Material for this exercise
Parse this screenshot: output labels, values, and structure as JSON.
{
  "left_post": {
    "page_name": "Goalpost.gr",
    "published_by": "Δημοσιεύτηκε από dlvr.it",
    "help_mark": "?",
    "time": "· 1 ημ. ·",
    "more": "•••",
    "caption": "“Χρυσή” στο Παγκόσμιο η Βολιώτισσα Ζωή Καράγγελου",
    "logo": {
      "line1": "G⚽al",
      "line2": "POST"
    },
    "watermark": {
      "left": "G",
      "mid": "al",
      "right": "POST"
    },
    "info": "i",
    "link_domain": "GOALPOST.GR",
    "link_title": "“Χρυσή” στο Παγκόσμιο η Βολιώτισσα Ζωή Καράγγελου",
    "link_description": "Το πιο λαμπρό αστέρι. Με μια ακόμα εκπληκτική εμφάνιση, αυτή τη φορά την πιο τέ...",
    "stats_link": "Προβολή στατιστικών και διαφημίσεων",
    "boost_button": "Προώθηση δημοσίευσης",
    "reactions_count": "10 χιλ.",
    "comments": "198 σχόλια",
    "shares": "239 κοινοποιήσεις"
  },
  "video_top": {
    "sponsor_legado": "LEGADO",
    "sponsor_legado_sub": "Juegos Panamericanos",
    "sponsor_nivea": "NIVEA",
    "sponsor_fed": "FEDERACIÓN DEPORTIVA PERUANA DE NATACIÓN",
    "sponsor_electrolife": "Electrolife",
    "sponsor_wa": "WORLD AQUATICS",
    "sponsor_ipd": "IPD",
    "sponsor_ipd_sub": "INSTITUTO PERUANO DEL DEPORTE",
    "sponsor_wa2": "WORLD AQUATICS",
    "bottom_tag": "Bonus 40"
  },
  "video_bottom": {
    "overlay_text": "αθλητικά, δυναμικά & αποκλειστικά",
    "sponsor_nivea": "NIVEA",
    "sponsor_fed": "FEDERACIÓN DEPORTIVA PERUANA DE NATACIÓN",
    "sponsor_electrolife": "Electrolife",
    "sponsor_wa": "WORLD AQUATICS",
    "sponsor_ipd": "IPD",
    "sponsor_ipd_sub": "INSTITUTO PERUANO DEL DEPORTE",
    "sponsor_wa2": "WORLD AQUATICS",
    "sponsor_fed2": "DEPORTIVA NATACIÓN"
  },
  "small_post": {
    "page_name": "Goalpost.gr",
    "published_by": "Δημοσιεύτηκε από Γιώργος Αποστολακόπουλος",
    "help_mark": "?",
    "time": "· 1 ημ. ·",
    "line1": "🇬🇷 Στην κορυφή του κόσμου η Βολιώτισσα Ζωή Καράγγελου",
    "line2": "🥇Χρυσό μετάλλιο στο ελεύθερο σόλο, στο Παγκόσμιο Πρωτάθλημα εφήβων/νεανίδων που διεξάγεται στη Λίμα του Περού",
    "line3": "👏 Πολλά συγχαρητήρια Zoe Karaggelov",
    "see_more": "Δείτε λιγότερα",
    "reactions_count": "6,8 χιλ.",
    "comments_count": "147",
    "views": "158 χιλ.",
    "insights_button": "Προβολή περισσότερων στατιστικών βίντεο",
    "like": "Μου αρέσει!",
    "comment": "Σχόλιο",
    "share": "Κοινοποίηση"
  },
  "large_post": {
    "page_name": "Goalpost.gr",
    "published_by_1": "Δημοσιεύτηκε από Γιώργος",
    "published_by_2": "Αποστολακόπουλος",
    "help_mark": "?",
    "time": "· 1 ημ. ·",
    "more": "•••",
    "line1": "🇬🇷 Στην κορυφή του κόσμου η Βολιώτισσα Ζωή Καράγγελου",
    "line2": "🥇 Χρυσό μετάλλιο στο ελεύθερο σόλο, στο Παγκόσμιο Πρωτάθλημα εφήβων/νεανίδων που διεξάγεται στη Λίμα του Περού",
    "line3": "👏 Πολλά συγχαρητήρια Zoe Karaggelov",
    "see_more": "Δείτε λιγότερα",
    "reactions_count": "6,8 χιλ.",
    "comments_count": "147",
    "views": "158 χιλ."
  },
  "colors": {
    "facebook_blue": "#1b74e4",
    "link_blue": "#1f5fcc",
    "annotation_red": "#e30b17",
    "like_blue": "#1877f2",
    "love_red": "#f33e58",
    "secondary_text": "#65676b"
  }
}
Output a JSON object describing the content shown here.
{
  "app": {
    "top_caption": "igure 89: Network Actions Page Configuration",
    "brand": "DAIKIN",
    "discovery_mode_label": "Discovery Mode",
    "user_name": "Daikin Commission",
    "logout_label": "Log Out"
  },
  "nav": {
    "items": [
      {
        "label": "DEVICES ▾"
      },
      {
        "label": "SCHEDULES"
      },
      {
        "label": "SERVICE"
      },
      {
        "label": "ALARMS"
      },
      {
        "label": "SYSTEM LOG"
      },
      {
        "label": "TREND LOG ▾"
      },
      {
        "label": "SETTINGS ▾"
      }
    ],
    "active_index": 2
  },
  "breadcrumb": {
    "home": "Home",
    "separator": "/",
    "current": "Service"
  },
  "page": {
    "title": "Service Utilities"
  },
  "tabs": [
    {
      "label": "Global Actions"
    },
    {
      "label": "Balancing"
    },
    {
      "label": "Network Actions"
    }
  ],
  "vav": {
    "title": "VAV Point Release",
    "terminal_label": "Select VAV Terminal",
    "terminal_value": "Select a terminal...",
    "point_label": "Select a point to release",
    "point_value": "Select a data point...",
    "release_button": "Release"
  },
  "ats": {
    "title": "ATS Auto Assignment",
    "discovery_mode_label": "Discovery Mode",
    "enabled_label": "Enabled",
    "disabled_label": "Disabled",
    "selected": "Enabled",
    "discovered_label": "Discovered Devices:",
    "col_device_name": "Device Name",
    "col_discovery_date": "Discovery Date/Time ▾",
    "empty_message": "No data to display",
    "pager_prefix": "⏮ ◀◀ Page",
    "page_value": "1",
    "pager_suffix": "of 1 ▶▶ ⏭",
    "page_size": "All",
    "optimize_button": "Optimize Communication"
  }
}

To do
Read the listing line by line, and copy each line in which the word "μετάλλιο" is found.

Expected output
    "line2": "🥇Χρυσό μετάλλιο στο ελεύθερο σόλο, στο Παγκόσμιο Πρωτάθλημα εφήβων/νεανίδων που διεξάγεται στη Λίμα του Περού",
    "line2": "🥇 Χρυσό μετάλλιο στο ελεύθερο σόλο, στο Παγκόσμιο Πρωτάθλημα εφήβων/νεανίδων που διεξάγεται στη Λίμα του Περού",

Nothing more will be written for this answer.